------ SUPPLIED DATA

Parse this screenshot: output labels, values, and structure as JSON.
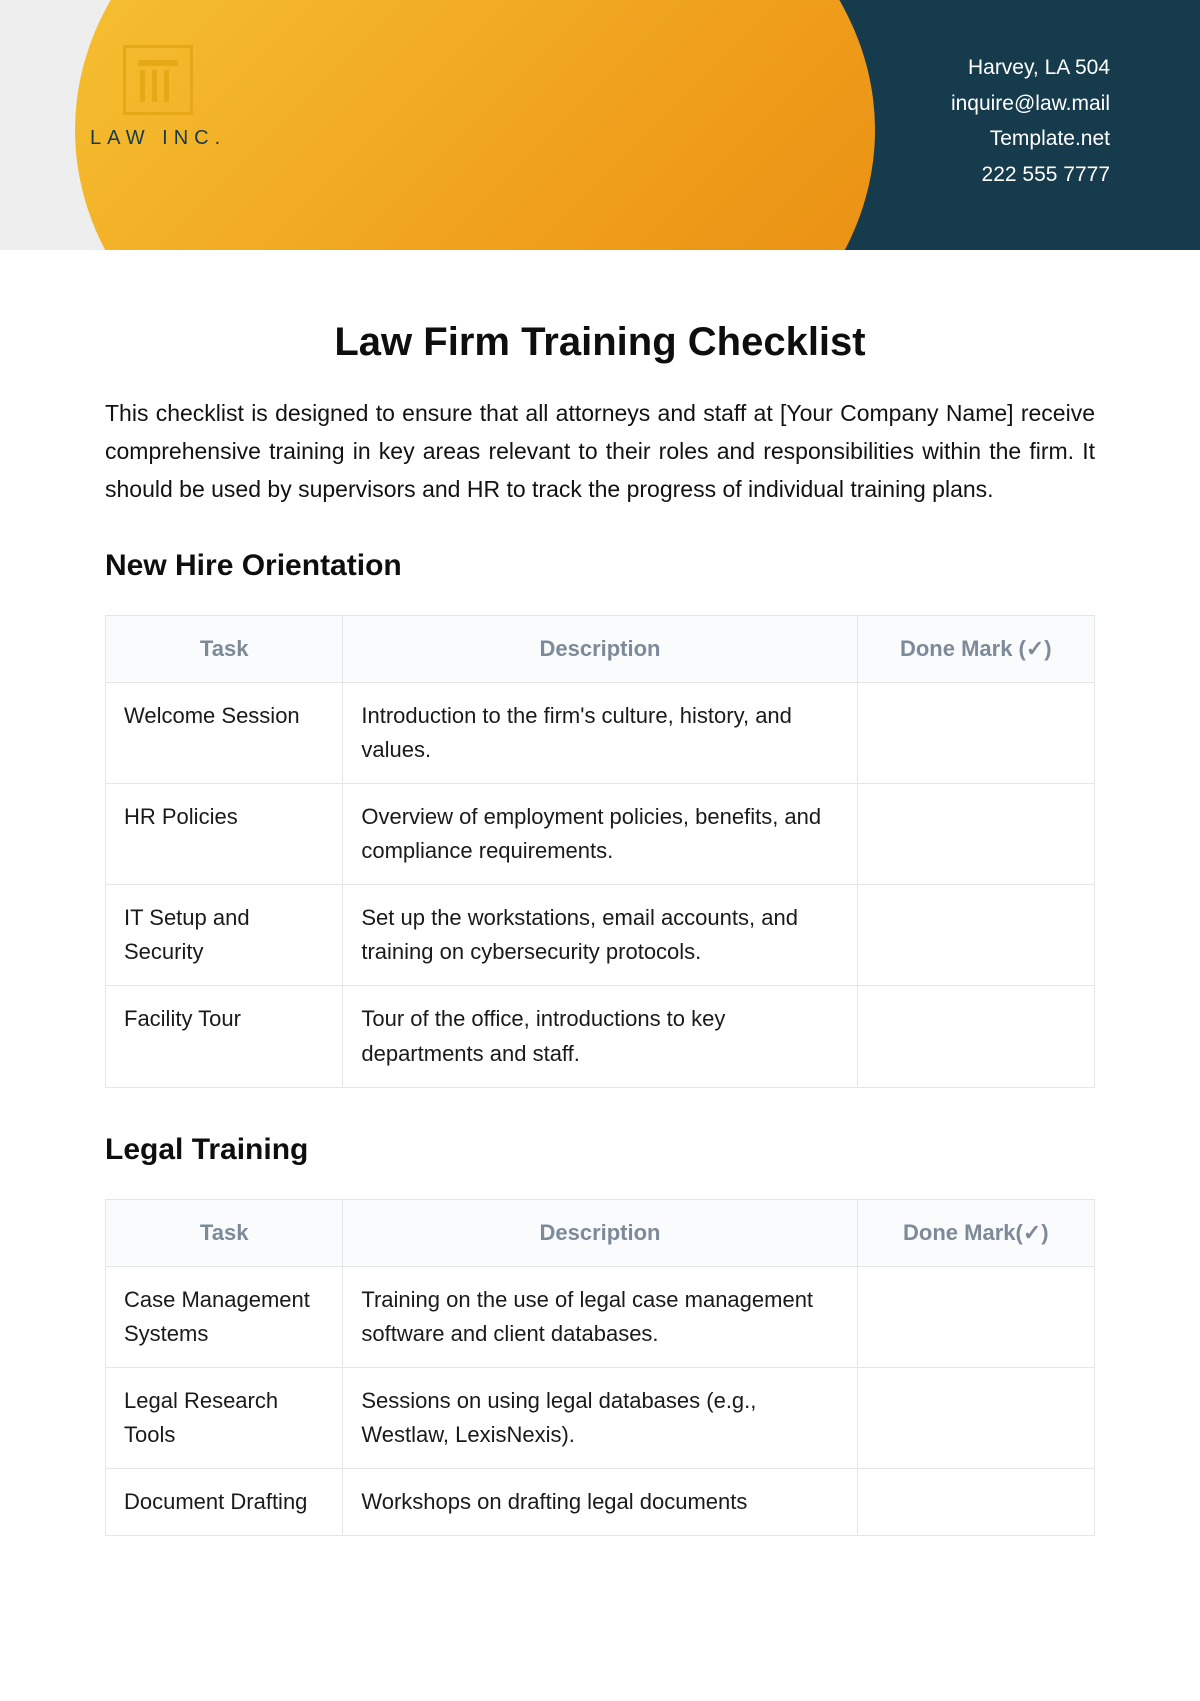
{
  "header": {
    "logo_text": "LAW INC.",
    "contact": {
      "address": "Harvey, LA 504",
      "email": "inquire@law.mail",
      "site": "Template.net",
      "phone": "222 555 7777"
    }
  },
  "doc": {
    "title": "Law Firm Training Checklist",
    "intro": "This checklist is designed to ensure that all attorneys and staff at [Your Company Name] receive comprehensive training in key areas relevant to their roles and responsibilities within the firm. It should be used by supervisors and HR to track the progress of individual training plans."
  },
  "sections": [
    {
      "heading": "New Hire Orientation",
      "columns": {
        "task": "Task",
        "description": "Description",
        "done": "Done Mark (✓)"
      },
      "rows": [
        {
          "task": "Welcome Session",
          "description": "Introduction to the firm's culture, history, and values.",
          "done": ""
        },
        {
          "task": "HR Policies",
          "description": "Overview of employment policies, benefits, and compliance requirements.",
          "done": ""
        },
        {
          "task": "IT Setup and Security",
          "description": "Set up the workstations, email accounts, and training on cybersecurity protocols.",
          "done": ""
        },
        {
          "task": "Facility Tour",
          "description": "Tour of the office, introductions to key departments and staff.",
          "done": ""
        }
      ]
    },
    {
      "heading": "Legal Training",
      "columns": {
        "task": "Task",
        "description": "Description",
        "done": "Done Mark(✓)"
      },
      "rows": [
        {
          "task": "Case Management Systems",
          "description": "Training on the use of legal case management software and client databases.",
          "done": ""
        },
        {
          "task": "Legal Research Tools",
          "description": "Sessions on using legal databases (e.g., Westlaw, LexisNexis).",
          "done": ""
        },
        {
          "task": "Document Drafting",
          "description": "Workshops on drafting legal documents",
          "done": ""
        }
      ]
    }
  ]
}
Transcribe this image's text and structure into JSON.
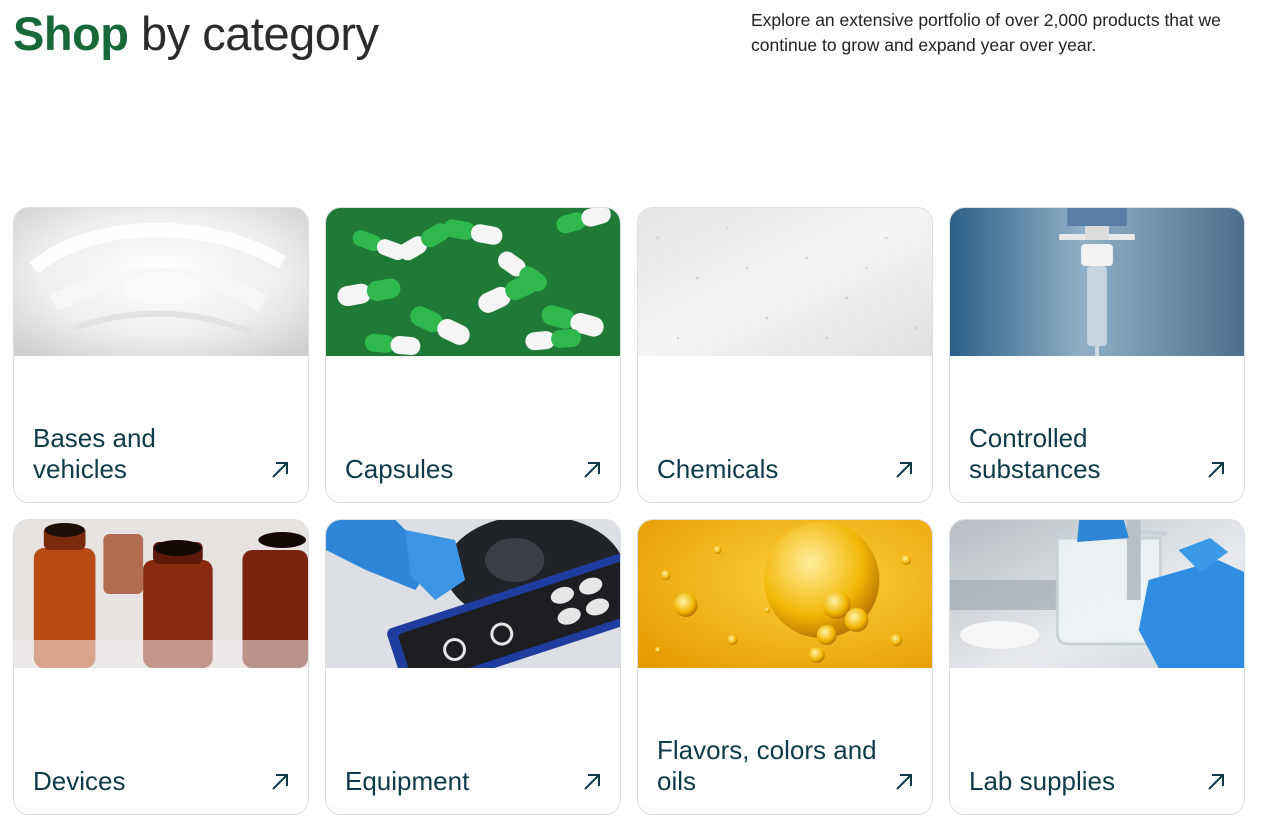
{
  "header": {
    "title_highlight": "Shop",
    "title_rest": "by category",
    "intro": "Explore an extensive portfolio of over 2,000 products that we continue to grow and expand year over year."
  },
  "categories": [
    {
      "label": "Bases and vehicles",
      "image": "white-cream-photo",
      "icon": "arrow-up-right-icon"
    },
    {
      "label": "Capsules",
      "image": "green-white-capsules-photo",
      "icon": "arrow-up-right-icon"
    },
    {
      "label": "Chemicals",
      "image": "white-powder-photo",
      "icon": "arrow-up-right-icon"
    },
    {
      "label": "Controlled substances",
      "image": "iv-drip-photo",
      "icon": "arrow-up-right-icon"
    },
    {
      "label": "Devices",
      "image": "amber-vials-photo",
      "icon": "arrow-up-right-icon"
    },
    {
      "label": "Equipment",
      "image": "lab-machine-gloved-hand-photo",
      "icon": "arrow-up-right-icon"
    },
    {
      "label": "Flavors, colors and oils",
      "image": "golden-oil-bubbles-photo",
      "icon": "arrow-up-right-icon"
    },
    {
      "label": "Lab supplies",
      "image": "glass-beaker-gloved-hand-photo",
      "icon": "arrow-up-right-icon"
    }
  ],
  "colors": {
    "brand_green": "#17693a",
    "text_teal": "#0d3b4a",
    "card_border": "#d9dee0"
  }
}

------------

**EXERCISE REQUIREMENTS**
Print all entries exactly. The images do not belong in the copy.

**SOLUTION FOR THIS PROBLEM**
Parse this screenshot: output labels, values, and structure as JSON.
{
  "header": {
    "logo_text": "LAW INC.",
    "contact": {
      "address": "Harvey, LA 504",
      "email": "inquire@law.mail",
      "site": "Template.net",
      "phone": "222 555 7777"
    }
  },
  "doc": {
    "title": "Law Firm Training Checklist",
    "intro": "This checklist is designed to ensure that all attorneys and staff at [Your Company Name] receive comprehensive training in key areas relevant to their roles and responsibilities within the firm. It should be used by supervisors and HR to track the progress of individual training plans."
  },
  "sections": [
    {
      "heading": "New Hire Orientation",
      "columns": {
        "task": "Task",
        "description": "Description",
        "done": "Done Mark (✓)"
      },
      "rows": [
        {
          "task": "Welcome Session",
          "description": "Introduction to the firm's culture, history, and values.",
          "done": ""
        },
        {
          "task": "HR Policies",
          "description": "Overview of employment policies, benefits, and compliance requirements.",
          "done": ""
        },
        {
          "task": "IT Setup and Security",
          "description": "Set up the workstations, email accounts, and training on cybersecurity protocols.",
          "done": ""
        },
        {
          "task": "Facility Tour",
          "description": "Tour of the office, introductions to key departments and staff.",
          "done": ""
        }
      ]
    },
    {
      "heading": "Legal Training",
      "columns": {
        "task": "Task",
        "description": "Description",
        "done": "Done Mark(✓)"
      },
      "rows": [
        {
          "task": "Case Management Systems",
          "description": "Training on the use of legal case management software and client databases.",
          "done": ""
        },
        {
          "task": "Legal Research Tools",
          "description": "Sessions on using legal databases (e.g., Westlaw, LexisNexis).",
          "done": ""
        },
        {
          "task": "Document Drafting",
          "description": "Workshops on drafting legal documents",
          "done": ""
        }
      ]
    }
  ]
}
Transcribe this image's text and structure into JSON.
{
  "header": {
    "title_highlight": "Shop",
    "title_rest": "by category",
    "intro": "Explore an extensive portfolio of over 2,000 products that we continue to grow and expand year over year."
  },
  "categories": [
    {
      "label": "Bases and vehicles",
      "image": "white-cream-photo",
      "icon": "arrow-up-right-icon"
    },
    {
      "label": "Capsules",
      "image": "green-white-capsules-photo",
      "icon": "arrow-up-right-icon"
    },
    {
      "label": "Chemicals",
      "image": "white-powder-photo",
      "icon": "arrow-up-right-icon"
    },
    {
      "label": "Controlled substances",
      "image": "iv-drip-photo",
      "icon": "arrow-up-right-icon"
    },
    {
      "label": "Devices",
      "image": "amber-vials-photo",
      "icon": "arrow-up-right-icon"
    },
    {
      "label": "Equipment",
      "image": "lab-machine-gloved-hand-photo",
      "icon": "arrow-up-right-icon"
    },
    {
      "label": "Flavors, colors and oils",
      "image": "golden-oil-bubbles-photo",
      "icon": "arrow-up-right-icon"
    },
    {
      "label": "Lab supplies",
      "image": "glass-beaker-gloved-hand-photo",
      "icon": "arrow-up-right-icon"
    }
  ],
  "colors": {
    "brand_green": "#17693a",
    "text_teal": "#0d3b4a",
    "card_border": "#d9dee0"
  }
}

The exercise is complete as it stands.